Which are borne by me from the belly "Ye that have been borne by me from the birth" - The prophet very ingeniously, and with great force, contrasts the power of God, and his tender goodness effectually exerted towards his people, with the inability of the false gods of the heathen. He like an indulgent father had carried his people in his arms, "as a man carrieth his son," Deuteronomy 1:31. He had protected them, and delivered them from their distresses: whereas the idols of the heathen are forced to be carried about themselves and removed from place to place, with great labor and fatigue, by their worshippers; nor can they answer, or deliver their votaries, when they cry unto them.

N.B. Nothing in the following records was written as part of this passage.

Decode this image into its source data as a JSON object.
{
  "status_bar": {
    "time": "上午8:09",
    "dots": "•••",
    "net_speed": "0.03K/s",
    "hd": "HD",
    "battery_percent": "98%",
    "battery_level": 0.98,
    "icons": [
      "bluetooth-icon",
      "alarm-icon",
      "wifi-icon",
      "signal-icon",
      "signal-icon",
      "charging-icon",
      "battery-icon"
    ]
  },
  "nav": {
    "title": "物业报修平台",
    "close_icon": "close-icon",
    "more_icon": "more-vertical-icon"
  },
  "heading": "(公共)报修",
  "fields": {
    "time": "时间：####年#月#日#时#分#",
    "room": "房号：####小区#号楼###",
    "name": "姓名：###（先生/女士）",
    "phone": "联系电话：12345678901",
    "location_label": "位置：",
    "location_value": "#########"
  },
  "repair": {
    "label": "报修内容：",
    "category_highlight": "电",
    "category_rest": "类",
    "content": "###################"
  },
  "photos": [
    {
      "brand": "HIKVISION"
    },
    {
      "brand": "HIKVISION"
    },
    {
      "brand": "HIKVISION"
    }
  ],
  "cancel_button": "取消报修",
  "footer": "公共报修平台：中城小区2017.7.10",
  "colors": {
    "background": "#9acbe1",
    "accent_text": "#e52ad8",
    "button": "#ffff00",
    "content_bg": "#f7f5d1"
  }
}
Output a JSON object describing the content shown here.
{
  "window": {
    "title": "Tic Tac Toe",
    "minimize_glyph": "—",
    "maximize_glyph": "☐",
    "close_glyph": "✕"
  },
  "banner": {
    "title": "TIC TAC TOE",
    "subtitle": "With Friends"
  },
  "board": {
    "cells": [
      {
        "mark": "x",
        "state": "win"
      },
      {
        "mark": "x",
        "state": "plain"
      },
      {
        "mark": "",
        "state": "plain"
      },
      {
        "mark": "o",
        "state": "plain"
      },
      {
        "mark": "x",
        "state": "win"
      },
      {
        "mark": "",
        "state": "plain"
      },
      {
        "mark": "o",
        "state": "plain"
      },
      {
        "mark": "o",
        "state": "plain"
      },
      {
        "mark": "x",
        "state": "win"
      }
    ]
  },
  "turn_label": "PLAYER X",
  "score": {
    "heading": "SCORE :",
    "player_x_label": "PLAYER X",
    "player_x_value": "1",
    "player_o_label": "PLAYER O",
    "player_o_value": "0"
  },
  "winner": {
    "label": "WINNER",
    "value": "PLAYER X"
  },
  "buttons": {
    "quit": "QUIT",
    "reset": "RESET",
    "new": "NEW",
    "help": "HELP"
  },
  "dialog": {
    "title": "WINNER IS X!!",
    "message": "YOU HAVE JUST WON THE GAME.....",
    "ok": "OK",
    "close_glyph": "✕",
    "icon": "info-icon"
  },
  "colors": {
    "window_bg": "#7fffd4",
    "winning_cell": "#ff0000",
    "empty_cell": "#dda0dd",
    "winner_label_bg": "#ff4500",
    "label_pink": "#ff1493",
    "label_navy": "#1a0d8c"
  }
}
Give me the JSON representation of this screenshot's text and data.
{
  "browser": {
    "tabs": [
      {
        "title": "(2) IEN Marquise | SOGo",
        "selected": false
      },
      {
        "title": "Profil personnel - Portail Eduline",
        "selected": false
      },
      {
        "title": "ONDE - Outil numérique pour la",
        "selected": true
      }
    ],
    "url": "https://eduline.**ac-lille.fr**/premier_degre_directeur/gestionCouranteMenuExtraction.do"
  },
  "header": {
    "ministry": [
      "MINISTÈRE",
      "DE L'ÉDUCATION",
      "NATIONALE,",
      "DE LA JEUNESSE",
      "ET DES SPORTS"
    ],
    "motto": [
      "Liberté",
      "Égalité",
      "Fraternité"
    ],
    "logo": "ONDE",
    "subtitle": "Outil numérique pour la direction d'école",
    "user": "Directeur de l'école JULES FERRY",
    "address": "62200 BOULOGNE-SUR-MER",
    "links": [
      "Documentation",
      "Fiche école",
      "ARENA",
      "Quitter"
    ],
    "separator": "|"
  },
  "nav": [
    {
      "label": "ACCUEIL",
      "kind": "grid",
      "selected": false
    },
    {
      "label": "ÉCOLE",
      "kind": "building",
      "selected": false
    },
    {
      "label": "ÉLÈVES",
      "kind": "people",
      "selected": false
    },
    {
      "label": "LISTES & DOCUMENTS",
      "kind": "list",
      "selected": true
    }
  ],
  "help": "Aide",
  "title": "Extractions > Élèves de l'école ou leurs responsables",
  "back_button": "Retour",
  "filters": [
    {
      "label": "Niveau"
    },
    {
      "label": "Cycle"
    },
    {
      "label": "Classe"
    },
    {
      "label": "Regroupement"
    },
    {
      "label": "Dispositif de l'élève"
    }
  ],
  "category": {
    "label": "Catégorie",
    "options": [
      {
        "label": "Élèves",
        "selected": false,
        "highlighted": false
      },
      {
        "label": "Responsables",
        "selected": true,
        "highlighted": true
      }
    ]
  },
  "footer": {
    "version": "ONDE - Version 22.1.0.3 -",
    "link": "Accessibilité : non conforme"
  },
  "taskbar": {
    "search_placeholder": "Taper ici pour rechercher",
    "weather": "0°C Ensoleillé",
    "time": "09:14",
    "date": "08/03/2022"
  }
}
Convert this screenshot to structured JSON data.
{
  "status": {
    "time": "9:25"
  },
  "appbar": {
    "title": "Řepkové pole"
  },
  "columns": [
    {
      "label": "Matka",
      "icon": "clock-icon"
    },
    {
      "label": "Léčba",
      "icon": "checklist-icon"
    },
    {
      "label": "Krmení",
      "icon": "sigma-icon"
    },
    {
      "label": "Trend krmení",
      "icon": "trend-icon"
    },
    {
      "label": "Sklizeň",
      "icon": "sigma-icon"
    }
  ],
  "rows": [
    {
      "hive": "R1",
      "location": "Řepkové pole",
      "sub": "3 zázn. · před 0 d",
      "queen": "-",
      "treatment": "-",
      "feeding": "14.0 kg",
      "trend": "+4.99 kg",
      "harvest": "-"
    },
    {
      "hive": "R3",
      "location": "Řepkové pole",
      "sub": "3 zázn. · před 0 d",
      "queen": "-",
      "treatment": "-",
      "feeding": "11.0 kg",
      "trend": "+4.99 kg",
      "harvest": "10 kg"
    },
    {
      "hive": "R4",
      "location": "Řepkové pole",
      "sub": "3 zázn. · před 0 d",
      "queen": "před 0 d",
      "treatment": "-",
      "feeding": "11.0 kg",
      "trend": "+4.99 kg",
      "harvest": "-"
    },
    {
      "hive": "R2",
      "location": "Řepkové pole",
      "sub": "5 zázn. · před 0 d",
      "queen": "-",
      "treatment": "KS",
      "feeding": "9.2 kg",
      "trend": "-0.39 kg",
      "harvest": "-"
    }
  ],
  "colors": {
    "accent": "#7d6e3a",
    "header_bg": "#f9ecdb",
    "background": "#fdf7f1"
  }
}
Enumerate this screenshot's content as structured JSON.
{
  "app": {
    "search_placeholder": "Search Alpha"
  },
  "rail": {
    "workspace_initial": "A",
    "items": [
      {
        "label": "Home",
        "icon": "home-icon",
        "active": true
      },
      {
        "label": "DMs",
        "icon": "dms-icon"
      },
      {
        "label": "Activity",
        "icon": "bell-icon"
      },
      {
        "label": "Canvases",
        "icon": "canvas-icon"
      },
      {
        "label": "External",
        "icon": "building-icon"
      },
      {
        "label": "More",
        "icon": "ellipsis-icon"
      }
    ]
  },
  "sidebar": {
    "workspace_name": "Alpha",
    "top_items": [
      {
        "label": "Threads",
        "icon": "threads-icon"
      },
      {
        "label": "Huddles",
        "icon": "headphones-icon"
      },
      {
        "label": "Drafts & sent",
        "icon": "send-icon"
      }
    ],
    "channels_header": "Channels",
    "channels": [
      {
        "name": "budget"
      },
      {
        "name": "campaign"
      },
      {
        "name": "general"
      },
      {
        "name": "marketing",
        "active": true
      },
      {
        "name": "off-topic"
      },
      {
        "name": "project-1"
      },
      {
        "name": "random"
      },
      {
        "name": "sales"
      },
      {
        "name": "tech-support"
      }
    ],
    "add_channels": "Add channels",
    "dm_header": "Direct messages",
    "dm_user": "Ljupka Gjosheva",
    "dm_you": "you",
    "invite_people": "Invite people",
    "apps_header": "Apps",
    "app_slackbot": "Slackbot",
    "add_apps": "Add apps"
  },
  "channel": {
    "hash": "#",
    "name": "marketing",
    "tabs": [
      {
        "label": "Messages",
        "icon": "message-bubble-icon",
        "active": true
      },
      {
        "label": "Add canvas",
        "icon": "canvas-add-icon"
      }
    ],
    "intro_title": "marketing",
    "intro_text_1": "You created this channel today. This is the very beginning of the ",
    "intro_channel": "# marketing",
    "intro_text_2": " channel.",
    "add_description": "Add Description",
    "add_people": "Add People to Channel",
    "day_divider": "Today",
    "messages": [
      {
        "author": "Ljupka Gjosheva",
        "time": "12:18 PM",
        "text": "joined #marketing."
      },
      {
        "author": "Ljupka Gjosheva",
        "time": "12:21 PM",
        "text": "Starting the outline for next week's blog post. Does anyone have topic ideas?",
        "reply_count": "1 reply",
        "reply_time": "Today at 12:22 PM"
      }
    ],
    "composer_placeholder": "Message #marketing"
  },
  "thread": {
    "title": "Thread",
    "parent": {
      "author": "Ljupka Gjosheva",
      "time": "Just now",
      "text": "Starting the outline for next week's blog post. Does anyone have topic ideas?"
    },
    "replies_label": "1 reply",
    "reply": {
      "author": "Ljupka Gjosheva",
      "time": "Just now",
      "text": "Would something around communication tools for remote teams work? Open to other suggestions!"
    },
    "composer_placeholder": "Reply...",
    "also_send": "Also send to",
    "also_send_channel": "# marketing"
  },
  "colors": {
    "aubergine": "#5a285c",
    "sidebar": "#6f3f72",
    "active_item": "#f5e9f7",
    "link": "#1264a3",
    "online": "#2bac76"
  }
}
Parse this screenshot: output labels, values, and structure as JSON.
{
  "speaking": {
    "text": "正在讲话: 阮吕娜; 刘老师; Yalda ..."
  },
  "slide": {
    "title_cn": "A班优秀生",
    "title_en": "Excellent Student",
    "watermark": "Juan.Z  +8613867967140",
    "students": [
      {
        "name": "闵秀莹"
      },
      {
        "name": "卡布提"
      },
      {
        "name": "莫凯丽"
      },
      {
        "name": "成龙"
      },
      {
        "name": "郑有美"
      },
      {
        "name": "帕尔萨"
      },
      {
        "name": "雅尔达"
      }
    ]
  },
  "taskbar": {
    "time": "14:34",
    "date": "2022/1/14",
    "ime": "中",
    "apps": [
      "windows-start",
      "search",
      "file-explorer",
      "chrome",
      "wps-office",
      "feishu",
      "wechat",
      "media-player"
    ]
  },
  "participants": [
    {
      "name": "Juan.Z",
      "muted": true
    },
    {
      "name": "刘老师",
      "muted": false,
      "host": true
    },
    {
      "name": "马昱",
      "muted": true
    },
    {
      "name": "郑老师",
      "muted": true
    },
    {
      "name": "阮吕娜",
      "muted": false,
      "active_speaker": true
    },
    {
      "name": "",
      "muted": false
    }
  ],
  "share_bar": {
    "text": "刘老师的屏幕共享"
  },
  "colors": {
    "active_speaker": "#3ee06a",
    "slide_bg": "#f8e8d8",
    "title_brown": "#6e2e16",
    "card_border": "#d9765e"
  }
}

Moses, expostulating with God on the weight of the charge laid upon him as leader of his people, expresses that charge under the same image of a parent's carrying his children, in very strong terms: "Have I conceived all this people? have I begotten them? that thou shouldest say unto me, Carry them in thy bosom, as a nursing father beareth the sucking child, unto the land which thou swarest unto their fathers;" Numbers 11:12.
Hearken unto me - From this view of the captive gods, the address is now turned to the Jews. The utter vanity of the idols had been set before them; and in view of that, God now addresses his own people, and entreats them to put their trust in him. The address he commences with words of great tenderness and endearment, designed to lead them to confide in him as their Father and friend.
And all the remnant - All who were left from slaughter, and all who were borne into captivity to Babylon. The language here is all full of tenderness, and is suited to inspire them with confidence in God. The idols of the pagan, so far from being able to protect their worshippers, were themselves carried away into ignoble bondage, but Yahweh was himself able to carry his people, and to sustain them.
Which are borne by me - Like an indulgent father, or a tender nurse, he had carried them from the very infancy of their nation. The same image occurs in Deuteronomy 1:31: ‹And in the wilderness, where thou hast seen how that the Lord thy God bare thee, as a man doth bear his son, in all the way that ye went, until ye came into thins place.‘ A similar figure occurs in Exodus 19:4: ‹Ye have seen, how I bare you on eagles‘ wings, and brought you unto myself‘ (so Deuteronomy 32:11-12; compare Numbers 11:12; Isaiah 63:9). All this here stands opposed to the idols of the Babylonians. They were unable to protect their people. They were themselves made captive. But God had shown the part of a father and a protector to his people in all times. He had sustained and guided them; he had never forsaken them; he had never, like the idol-gods, been compelled to leave them in the power of their enemies. From the fact that he had always, even from the infancy of their nation, thus protected them, they are called on to put their trust in him.
“Fear thou not; for I am with thee:
Be not dismayed; for I am thy God:
I will strengthen thee; yea, I will help thee;
Yea, I will uphold thee with the right hand of My righteousness.” MH 251.1
Isaiah 41:10. MH 251
“Ye that have been borne by Me from your birth,
That have been carried by Me from your earliest breath,
Even to your old age I am the same;
Even to hoar hairs I will carry you;
I have done it, and I will still bear you;
I will carry, and I will deliver you.” MH 251.2